Micmacs is an inventive romp punctuated by the kind of quirkiness Jeunet has brought to all his films. The story is as colorful as the characters and, although the development of the plot is not linear, there's a sense of unflagging energy that impels proceedings forward. Of course there's a happy ending, but would you really expect anything else from a fractured fairy tale like this?
Finally, I want to make a few brief comments about Guo Xialu's She, A Chinese, one of the best obscure movies I saw this year in Toronto. Although its primary funding comes from the United Kingdom, this small film is unlikely to achieve a U.S. distributor - the market for intimate, foreign language films with unknown actors is not strong. However, it should make its way around the country over the next few months on the film festival circuit and, because the production company is based in England, there's every reason to believe an English-subtitled version will eventually be available on DVD.
She, A Chinese tells the story of Mei (Huang Lu), a woman born in a rural village in China. For most of her life, she has never been more than five miles from home. Then, seeking adventure, she moves to the nearest city. There, she ends up working in a hair salon that is a front for prostitution and falls in love with a gangster. In the wake of his death, she takes his money and purchases a plane ticket to the U.K. After spending some time in London as an illegal immigrant, she marries an elderly widower. When the marriage doesn't turn out the way either of them anticipated, she moves on. The film ends on an ambiguous note but one senses that, given everything Mei has survived, she will overcome her latest troubles as well.
Initially, I had not planned to see She, a Chinese, but I was near the theater where it was screening around the time the showing started, so I decided to watch the beginning to see if it would hold my interest. 98 minutes later, I was still there, enraptured by nothing more complex than the powerfully acted, entirely believable tale of a survivor. There's nothing flashy or innovative about this movie. It's a simple character story - and one of the two or three most satisfying motion pictures I saw during my 8 days in Toronto.

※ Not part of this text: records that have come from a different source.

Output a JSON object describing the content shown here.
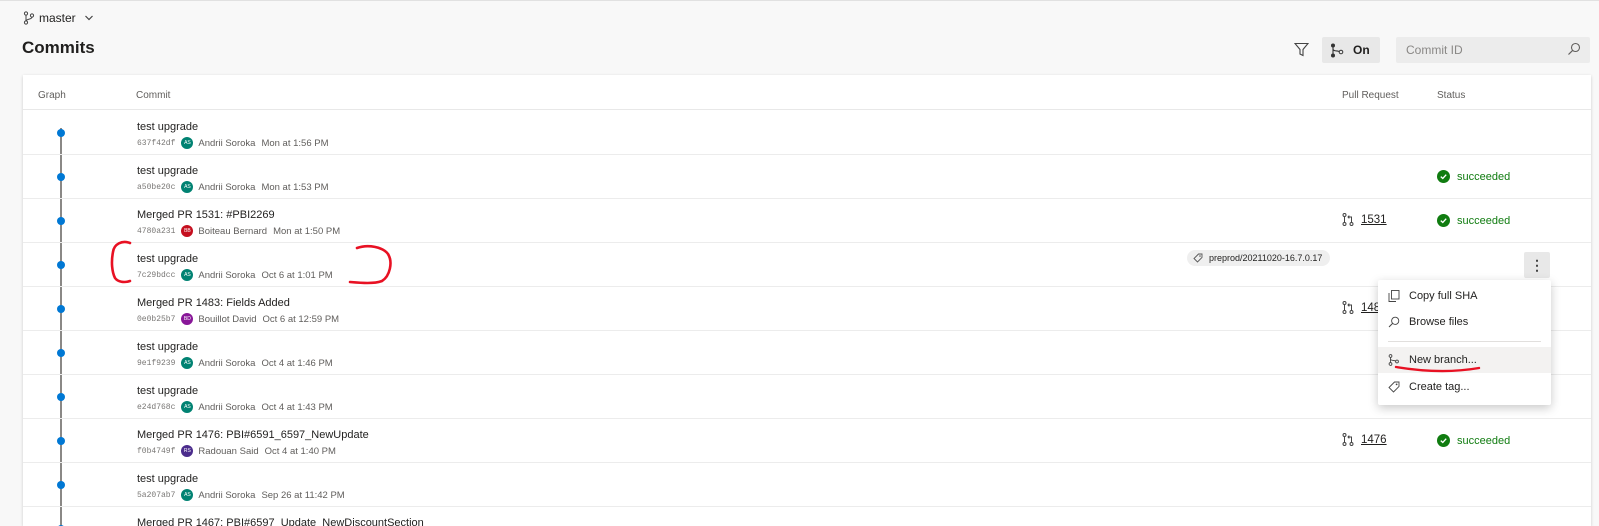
{
  "branch": {
    "name": "master"
  },
  "page": {
    "title": "Commits"
  },
  "toolbar": {
    "graph_toggle_label": "On",
    "search_placeholder": "Commit ID"
  },
  "columns": {
    "graph": "Graph",
    "commit": "Commit",
    "pull_request": "Pull Request",
    "status": "Status"
  },
  "commits": [
    {
      "message": "test upgrade",
      "sha": "637f42df",
      "initials": "AS",
      "author": "Andrii Soroka",
      "date": "Mon at 1:56 PM",
      "avatar_color": "#008272"
    },
    {
      "message": "test upgrade",
      "sha": "a50be20c",
      "initials": "AS",
      "author": "Andrii Soroka",
      "date": "Mon at 1:53 PM",
      "avatar_color": "#008272",
      "status": "succeeded"
    },
    {
      "message": "Merged PR 1531: #PBI2269",
      "sha": "4780a231",
      "initials": "BB",
      "author": "Boiteau Bernard",
      "date": "Mon at 1:50 PM",
      "avatar_color": "#c50f1f",
      "pr": "1531",
      "status": "succeeded"
    },
    {
      "message": "test upgrade",
      "sha": "7c29bdcc",
      "initials": "AS",
      "author": "Andrii Soroka",
      "date": "Oct 6 at 1:01 PM",
      "avatar_color": "#008272",
      "tag": "preprod/20211020-16.7.0.17"
    },
    {
      "message": "Merged PR 1483: Fields Added",
      "sha": "0e0b25b7",
      "initials": "BD",
      "author": "Bouillot David",
      "date": "Oct 6 at 12:59 PM",
      "avatar_color": "#881798",
      "pr": "148"
    },
    {
      "message": "test upgrade",
      "sha": "9e1f9239",
      "initials": "AS",
      "author": "Andrii Soroka",
      "date": "Oct 4 at 1:46 PM",
      "avatar_color": "#008272"
    },
    {
      "message": "test upgrade",
      "sha": "e24d768c",
      "initials": "AS",
      "author": "Andrii Soroka",
      "date": "Oct 4 at 1:43 PM",
      "avatar_color": "#008272"
    },
    {
      "message": "Merged PR 1476: PBI#6591_6597_NewUpdate",
      "sha": "f0b4749f",
      "initials": "RS",
      "author": "Radouan Said",
      "date": "Oct 4 at 1:40 PM",
      "avatar_color": "#4b2c8c",
      "pr": "1476",
      "status": "succeeded"
    },
    {
      "message": "test upgrade",
      "sha": "5a207ab7",
      "initials": "AS",
      "author": "Andrii Soroka",
      "date": "Sep 26 at 11:42 PM",
      "avatar_color": "#008272"
    },
    {
      "message": "Merged PR 1467: PBI#6597_Update_NewDiscountSection",
      "sha": "",
      "initials": "",
      "author": "",
      "date": "",
      "avatar_color": "#008272"
    }
  ],
  "context_menu": {
    "items": [
      {
        "label": "Copy full SHA",
        "icon": "copy-icon"
      },
      {
        "label": "Browse files",
        "icon": "search-icon"
      },
      {
        "label": "New branch...",
        "icon": "branch-icon"
      },
      {
        "label": "Create tag...",
        "icon": "tag-icon"
      }
    ]
  },
  "colors": {
    "accent": "#0078d4",
    "success": "#107c10",
    "annotation": "#e81123"
  }
}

Tomorrow, I'll wrap up my festival coverage with a few thoughts about where this year's festival went wrong and how things may change for 2010.
The trailers for Air Doll (in Japanese, but you'll get the idea) and Micmacs (in French):